Farmers Almanac
The Farmers Almanac
BUY The 2018 Almanac NOW!

Garden of Healing

Share on Facebook Share on Twitter Add to Google+ Share on Pinterest Subscribe by Email Print This Post
Garden of Healing

Plants have been a part of healing traditions for millennia. The Sumerians first noted the medicinal use of thyme and caraway more than five thousand years ago.

Many cultures continue to rely on nature’s bountiful botanicals. Herbal apothecaries are an important part of traditional Chinese medicine and India’s Ayurvedic system. Use of herbs, sometimes called phytotherapy, is also popular in Europe; more than 65% of Germans partake of this practice.

Modern biomedicine has benefited greatly from the practice of herbalism. According to one source, more than 120 mainstream medicines have plant origins.

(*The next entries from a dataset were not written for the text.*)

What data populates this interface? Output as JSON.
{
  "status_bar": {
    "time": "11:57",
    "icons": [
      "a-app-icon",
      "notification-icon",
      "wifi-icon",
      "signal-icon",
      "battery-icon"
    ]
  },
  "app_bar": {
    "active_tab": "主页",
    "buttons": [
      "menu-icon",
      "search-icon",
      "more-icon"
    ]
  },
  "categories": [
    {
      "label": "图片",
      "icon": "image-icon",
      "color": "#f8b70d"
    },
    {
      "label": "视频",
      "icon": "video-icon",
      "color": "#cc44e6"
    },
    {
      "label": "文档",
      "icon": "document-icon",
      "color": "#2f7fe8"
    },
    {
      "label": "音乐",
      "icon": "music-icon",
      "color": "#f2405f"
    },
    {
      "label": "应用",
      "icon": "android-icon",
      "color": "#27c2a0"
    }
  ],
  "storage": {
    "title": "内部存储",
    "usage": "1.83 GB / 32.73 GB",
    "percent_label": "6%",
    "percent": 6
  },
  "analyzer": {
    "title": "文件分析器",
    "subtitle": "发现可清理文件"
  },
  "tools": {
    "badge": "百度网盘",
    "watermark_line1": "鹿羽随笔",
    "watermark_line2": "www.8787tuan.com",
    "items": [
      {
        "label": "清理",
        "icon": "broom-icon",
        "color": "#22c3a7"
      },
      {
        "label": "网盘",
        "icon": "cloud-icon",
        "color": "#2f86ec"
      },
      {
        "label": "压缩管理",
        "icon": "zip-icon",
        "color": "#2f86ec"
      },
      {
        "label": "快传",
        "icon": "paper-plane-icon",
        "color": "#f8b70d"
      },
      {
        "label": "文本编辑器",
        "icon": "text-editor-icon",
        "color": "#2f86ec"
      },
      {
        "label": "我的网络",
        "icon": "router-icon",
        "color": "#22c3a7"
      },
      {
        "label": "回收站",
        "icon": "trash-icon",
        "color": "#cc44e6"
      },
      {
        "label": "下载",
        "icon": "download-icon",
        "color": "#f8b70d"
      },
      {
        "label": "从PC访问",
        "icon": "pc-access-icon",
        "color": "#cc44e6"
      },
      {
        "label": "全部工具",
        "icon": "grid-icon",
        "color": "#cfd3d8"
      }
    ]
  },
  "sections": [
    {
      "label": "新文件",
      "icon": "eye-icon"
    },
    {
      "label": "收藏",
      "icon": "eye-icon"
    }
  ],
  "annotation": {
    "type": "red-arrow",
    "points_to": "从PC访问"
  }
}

These include aspirin (from willow bark, or Salix purpurea) and cancer-fighting tamoxifen (from Pacific yew, or Taxus brevifolia).

Plant potency can have its pitfalls. Many medicinal herbs have side effects. Ongoing use of St. John’s wort (Hypericum perforatum), for example, can cause sensitivity to the sun. Some plants interact with other substances, or are potentially toxic. Garlic and certain vitamin K-rich greens can exaggerate the effects of blood-thinning prescriptions, while kava kava (Piper methysticum rhizome) has been linked to liver failure.

(Continued Below)

Understanding the health impact of plants can require years of education. In Germany, physicians receive specific training in phytotherapy, and undergo a test of their knowledge before prescribing herbs to patients. Many American states require TCM practitioners (also called acupuncturists) and Naturopathic Doctors (physicians with special training in herbs and supplements, also called N.D.s) to attend accredited schools and pass licensing exams.

It is possible to grow (and use) your own herbs safely without having an advanced degree–though there are some caveats. Longtime gardener Mary Webber (also known as Mimi) cautions, “People shouldn’t try to dose themselves.” Individuals who are taking medications, have known illnesses, or are pregnant should seek the counsel of a knowledgeable healthcare provider. It’s also reasonable to:

– Start slowly. Experiment with one healing plant at a time to avoid getting overwhelmed.

– Do your research. Is the herb you are considering safe? Effective? Much of the information about garden herbs is anecdotal. More work has been done on concentrated herbs (those sold over the counter). For more information, visit

– Harvest the correct plant. Remember the Spanish proverb that cautions “More grows in the garden than the gardener knows she has sown.”

– Pick the right parts. Some remedies require roots; others, leaves. Know what you need.

– Prepare the harvested plant correctly. Improper herb drying can yield a moldy, unusable mess.

– Let your medical care provider know that herbs are a part of your wellness routine.

Whether you add heart-easing blooms to your plate, or breath-easing parsley to your mouth, your body will benefit from the greening of your garden. As will your soul.

Articles you might also like...


1 Lina { 06.17.16 at 1:22 am }

Will be very good forms flawed and vegetables Thanks

2 pat reis { 04.11.15 at 9:04 am }

am looking for a possible substitute..for “calcium channel blockers”….already have herb garden…& a grove with many “wild” herbs in it..such as stinging nettles etc…it would also be helpful..if you made it easier to see which “blocks”…are the name/email/reply…….

3 Victoria { 03.24.14 at 7:56 pm }

This is a great idea! I have had a herb garden and do make tea’s and use the herbs alot. Never thought of a Healing garden. Lookin into it and planting more.. Thank You!

Leave a Comment

Note: Comments that further the discussion of the above content are likely to be approved. Those comments that are vague or are simply submitted in order to promote a product, service or web site, although not necessarily considered "spam," are generally not approved.

If you notice a hole in the upper left-hand corner of your Farmers' Almanac, don't return it to the store! That hole isn't a defect; it's a part of history. Starting with the first edition of the Farmers' Almanac in 1818, readers used to nail holes into the corners to hang it up in their homes, barns, and outhouses (to provide both reading material and toilet paper). In 1919, the Almanac's publishers began pre-drilling holes in the corners to make it even easier for readers to keep all of that invaluable information (and paper) handy.

Spring Is Here – Sign Up Today!

The Farmers' Almanac is a gardener's best friend. Get 365 days of access to our online weather and gardening calendars + a copy of the 2017 Almanac
for only $13.99 $11.99!

Subscribe Today »